A war policy in collapse
By James Carroll
Boston Globe -March 4, 2003
WHAT A DIFFERENCE a month makes. On Feb. 5, Secretary of State Colin
Powell made the Bush administration's case against Iraq with a show of
authority that moved many officials and pundits out of ambivalence and
into acceptance. The war came to seem inevitable, which then prompted
millions of people to express their opposition in streets around the
globe. Over subsequent weeks, the debate between hawks and doves took on
the strident character of ideologues beating each other with fixed
positions. The sputtering rage of war opponents and the grandiose
abstractions of war advocates both seemed disconnected from the
relentless marshaling of troops. War was coming. Further argument was
fruitless. The time seemed to have arrived, finally, for a columnist to
change the subject.
And then the events of last week. Within a period of a few days, the war
policy of the Bush administration suddenly showed signs of incipient
collapse. No one of these developments by itself marks the ultimate
reversal of fortune for Bush, but taken together, they indicate that the
law of ''unintended consequences,'' which famously unravels the best-laid
plans of warriors, may apply this time before the war formally begins.
Unraveling is underway. Consider what happened as February rolled into
Tony Blair forcefully criticized George W. Bush for his obstinacy on
global environmental issues, a truly odd piece of timing for such
criticism from a key ally yet a clear effort to get some distance from
Washington. Why now?
The president's father chose to give a speech affirming the importance
both of multinational cooperation and of realism in dealing with the
likes of Saddam Hussein. To say, as the elder Bush did, that getting rid

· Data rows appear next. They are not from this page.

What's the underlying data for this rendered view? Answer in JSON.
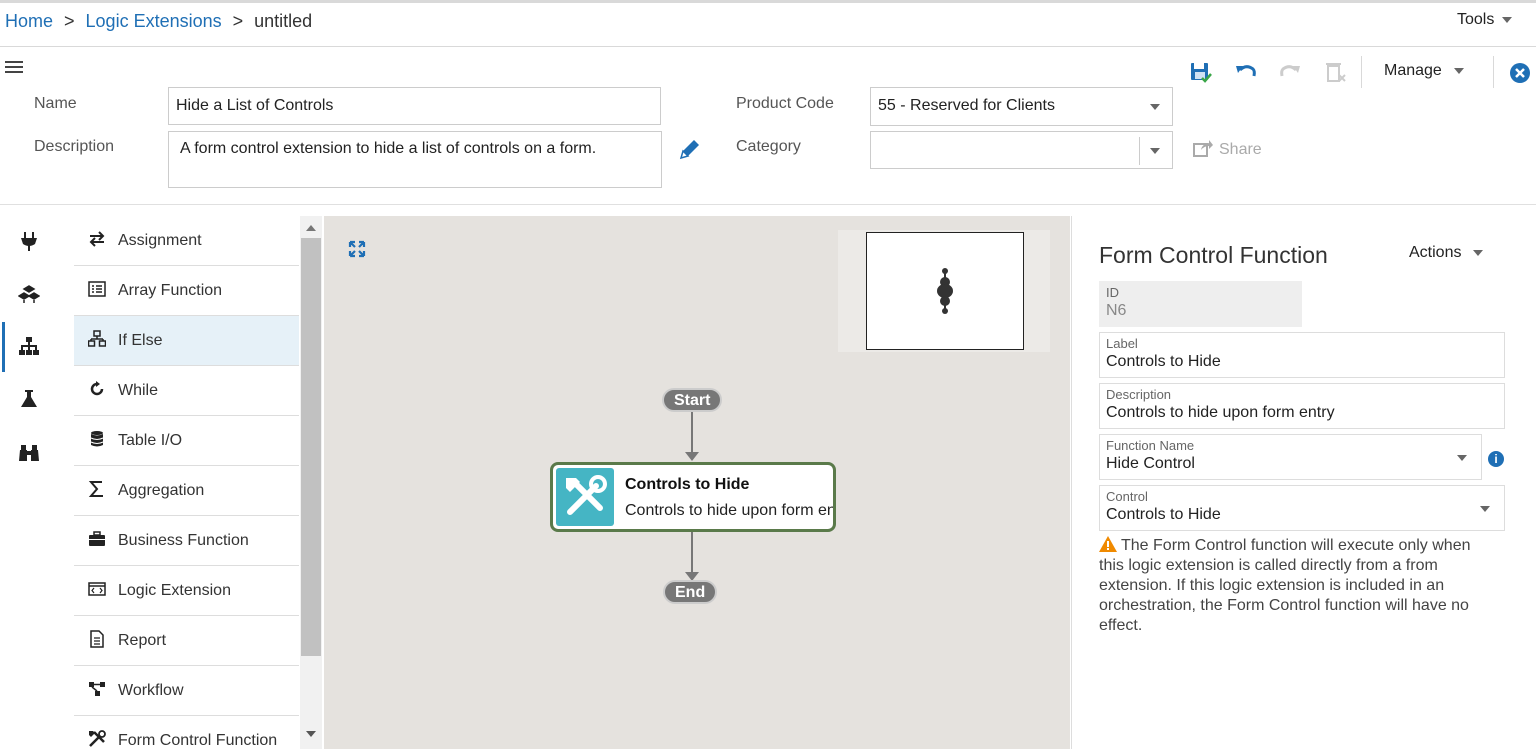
{
  "breadcrumb": {
    "home": "Home",
    "sep1": ">",
    "logic_extensions": "Logic Extensions",
    "sep2": ">",
    "current": "untitled"
  },
  "tools_label": "Tools",
  "header": {
    "name_label": "Name",
    "name_value": "Hide a List of Controls",
    "description_label": "Description",
    "description_value": "A form control extension to hide a list of controls on a form.",
    "product_code_label": "Product Code",
    "product_code_value": "55 - Reserved for Clients",
    "category_label": "Category",
    "category_value": "",
    "share_label": "Share",
    "manage_label": "Manage"
  },
  "palette": [
    {
      "label": "Assignment",
      "icon": "swap-arrows-icon"
    },
    {
      "label": "Array Function",
      "icon": "list-icon"
    },
    {
      "label": "If Else",
      "icon": "hierarchy-icon",
      "selected": true
    },
    {
      "label": "While",
      "icon": "loop-icon"
    },
    {
      "label": "Table I/O",
      "icon": "database-icon"
    },
    {
      "label": "Aggregation",
      "icon": "sigma-icon"
    },
    {
      "label": "Business Function",
      "icon": "briefcase-icon"
    },
    {
      "label": "Logic Extension",
      "icon": "code-window-icon"
    },
    {
      "label": "Report",
      "icon": "report-icon"
    },
    {
      "label": "Workflow",
      "icon": "workflow-icon"
    },
    {
      "label": "Form Control Function",
      "icon": "tools-icon"
    }
  ],
  "canvas": {
    "start_label": "Start",
    "end_label": "End",
    "node_title": "Controls to Hide",
    "node_desc": "Controls to hide upon form entry"
  },
  "properties": {
    "title": "Form Control Function",
    "actions_label": "Actions",
    "id_label": "ID",
    "id_value": "N6",
    "label_label": "Label",
    "label_value": "Controls to Hide",
    "description_label": "Description",
    "description_value": "Controls to hide upon form entry",
    "function_name_label": "Function Name",
    "function_name_value": "Hide Control",
    "control_label": "Control",
    "control_value": "Controls to Hide",
    "warning": "The Form Control function will execute only when this logic extension is called directly from a from extension. If this logic extension is included in an orchestration, the Form Control function will have no effect."
  },
  "colors": {
    "accent": "#1f6fb5",
    "canvas": "#e5e2de",
    "node_border": "#5a7a4a",
    "node_icon": "#45b5c4",
    "warning": "#f08a00"
  }
}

of Hussein in 1991 was not the most important thing is to raise the
question of why it has become the absolute now.
For the first time since the crisis began, Iraq actually began to
disarm, destroying Al Samoud 2 missiles and apparently preparing to
bring weapons inspectors into the secret world of anthrax and nerve
agents. The Bush administration could have claimed this as a victory on
which to mount further pressure toward disarmament.
Instead, the confirmed destruction of Iraqi arms prompted Washington to
couple its call for disarmament with the old, diplomatically discredited
demand for regime change. Even an Iraq purged of weapons of mass
destruction would not be enough to avoid war. Predictably, Iraq then
asked, in effect, why Hussein should take steps to disarm if his
government is doomed in any case? Bush's inconsistency on this point --
disarmament or regime change? -- undermined the early case for war. That
it reappears now, obliterating Powell's argument of a month ago, is
fatal to the moral integrity of the prowar position.
The Russian foreign minister declared his nation's readiness to use its
veto in the Security Council to thwart American hopes for a UN
ratification of an invasion.
Despite Washington's offer of many billions in aid, the Turkish
Parliament refused to approve US requests to mount offensive operations
from bases in Turkey -- the single largest blow against US war plans
yet. This failure of Bush diplomacy, eliminating a second front, might
be paid for in American lives.
The capture in Pakistan of Khalid Shaikh Mohammed, a senior Al Qaeda
operative, should have been only good news to the Bush administration,
but it highlighted the difference between the pursuit of Sept. 11
culprits and the unrelated war against Iraq. Osama bin Laden, yes.
Saddam Hussein, no.
Administration officials, contradicting military projections and then
refusing in testimony before Congress to estimate costs and postwar
troop levels, put on display either the administration's inadequate
preparation or its determination, through secrecy, to thwart democratic
procedures -- choose one.
In other developments, all highlighting Washington's panicky ineptness,
the Philippines rejected the help of arriving US combat forces, North
Korea apparently prepared to start up plutonium production, and Rumsfeld
ordered the actual deployment of missile defense units in California and
Alaska, making the absurd (and as of now illegal) claim that further
tests are unnecessary.
All of this points to an administration whose policies are confused and
whose implementations are incompetent. The efficiency with which the US
military is moving into position for attack is impressive; thousands of
uniformed Americans are preparing to carry out the orders of their
civilian superiors with diligence and courage. But the hollowness of that
civilian leadership, laid bare in the disarray of last week's news, is
That the United States of America should be on the brink of such an
ill-conceived, unnecessary war is itself a crime. The hope now is that --
even before the war has officially begun -- its true character is already
manifesting itself, which could be enough, at last, to stop it.
James Carroll's column appears regularly in the Globe.
This story ran on page A15 of the Boston Globe on 3/4/2003.